I recently spoke with representatives of Brunton, Inc., a manufacturer of technical gear for outdoor activity, regarding inTravelMag’s last issue’s article on portable power options . I mentioned that I spent a lot of time looking for uniquely flexible and unusual items. In response, they suggested that I review their Vapor AF expedition stove. According to Brunton, this stove could burn just about any liquid or gas fuel. Anything from gasoline and kerosene to butane and jet fuel is usable in this stove. Of course I had to do the review.
What’s in the box?
Included with the Vapor AF is the stove itself, a fuel bottle including a “flip-stop” valve (more on that later), a carrying pouch large enough to carry the stove, a cleaning needle tool for cleaning the fuel jet, a maintenance tool for disassembling the stove, a set of spare rubber O-rings, a folded aluminum sheet about 24” long and 5” high which may or may not be a flame shield, and a single sheet of instructions provided in English and French.
- Single jet for all liquid fuels & butane
- Precision simmering control
- Quick-priming burner
- Aluminum / stainless steel / brass construction
- Self-purging flipstop pump
- Overall dimensions:4.1”x5.2”x2.3” folded
- Weight: 16oz
- Aprox BTU rating: 10,000 Liquid fuel - 12,000 Butane
- Fuel: Butane, White gas, Kerosene, Diesel #1, Auto Fuel, Jet Fuel & others
- Burn time: Up to 2.5 hours-high output
- Boil time (1 L of water): Down to 3.5 minutes
Using the Stove
The small size and weight of the stove is striking. Weighing in at 16oz. and with dimensions of only 4.1”x5.2”x2.3” when folded, the stove itself is portable and easy to pack away into the carrying pouch. This doesn’t include the aluminum fuel bottle which adds some bulk (but not a significant amount) to the weight of the whole package. The stove and bottle, while appearing light and flimsy to the eye, have a sturdy feel that is important to camping trips where conditions may not be the best. The stove seemed both solid and well constructed and I decided to test this with a make shift durability assessment: I threw it down a flight of concrete steps three times. Aside from a few scratches, the stove was unharmed and still functioned properly. The folded stove is shown below. The grid is made up of 1” squares to provide scale.
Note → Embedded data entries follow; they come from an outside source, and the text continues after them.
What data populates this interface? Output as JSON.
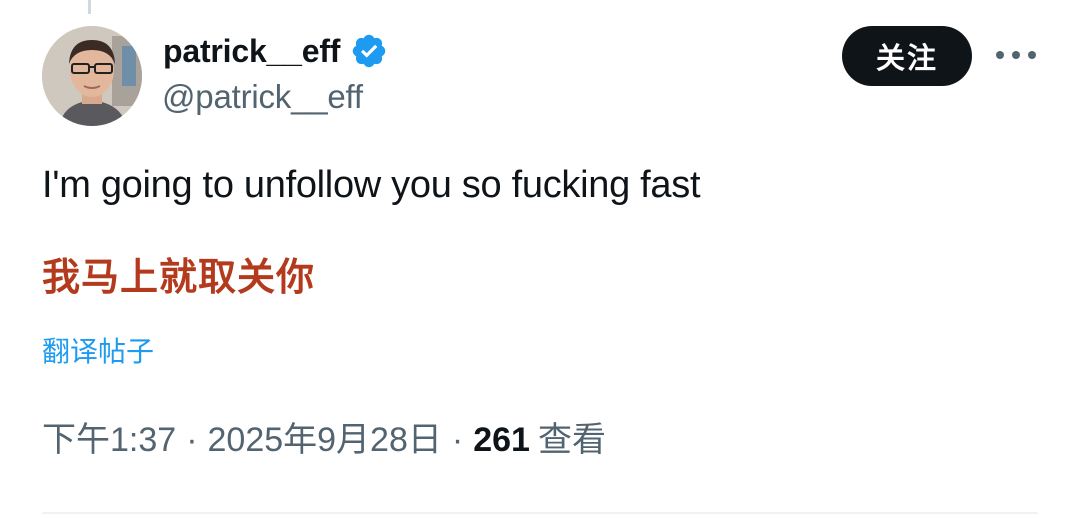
{
  "author": {
    "display_name": "patrick__eff",
    "handle": "@patrick__eff",
    "verified": true
  },
  "actions": {
    "follow_label": "关注",
    "more_icon": "more-horizontal-icon"
  },
  "post": {
    "text": "I'm going to unfollow you so fucking fast",
    "translation": "我马上就取关你",
    "translate_link": "翻译帖子"
  },
  "meta": {
    "time": "下午1:37",
    "separator": "·",
    "date": "2025年9月28日",
    "views_count": "261",
    "views_label": "查看"
  },
  "colors": {
    "text_primary": "#0f1419",
    "text_secondary": "#536471",
    "link": "#1d9bf0",
    "verified_badge": "#1d9bf0",
    "translation": "#b33a1c",
    "follow_button_bg": "#0f1419"
  }
}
The stove itself arrives in one piece and requires little assembly. The legs unfold easily but this is where the ease of use ends. Given my experience with both last month’s review and this one, Brunton seems to have the market cornered on providing THE WORST INSTRUCTIONS IN THE WORLD. The double-sided page of instructions was hard to understand and gave ambiguous directions that were difficult to follow. It was provided in both English and French, but neither made assembly or operation of the stove clear. Intent on managing the technical troubles, I spent two full days tinkering with the stove and finally unraveled its secrets. I shudder to think at the time wasted had I been trying to figure this out for the first time in the woods.
Once the initial confusion passed, the Vapor AF began proving itself a worthy addition to any outdoor excursion. The stove had two settings, one for butane and one for liquid fuels. The included bottle could be used for liquid fuel with one setting, or a butane canister could be attached and used with the other. According to the instructions, the stove supported the following fuels: butane, white gasoline, kerosene, diesel fuel, jet fuel, and auto fuel but indicated that one should NEVER use fuels other than those listed. My curiosity was intrigued and I felt a second test was in order. By my reasoning, specific fuel types may not always be the easiest to come by in a remote backwoods location, but there is one product that has and always will be readily available in any area: booze. With that assumption, I decided that my fuel of choice would be rum. Concerned that the 80 proof variety might be insufficiently combustible, I hastened to my liquor cabinet and pulled out the strongest bottle I had: 151 proof.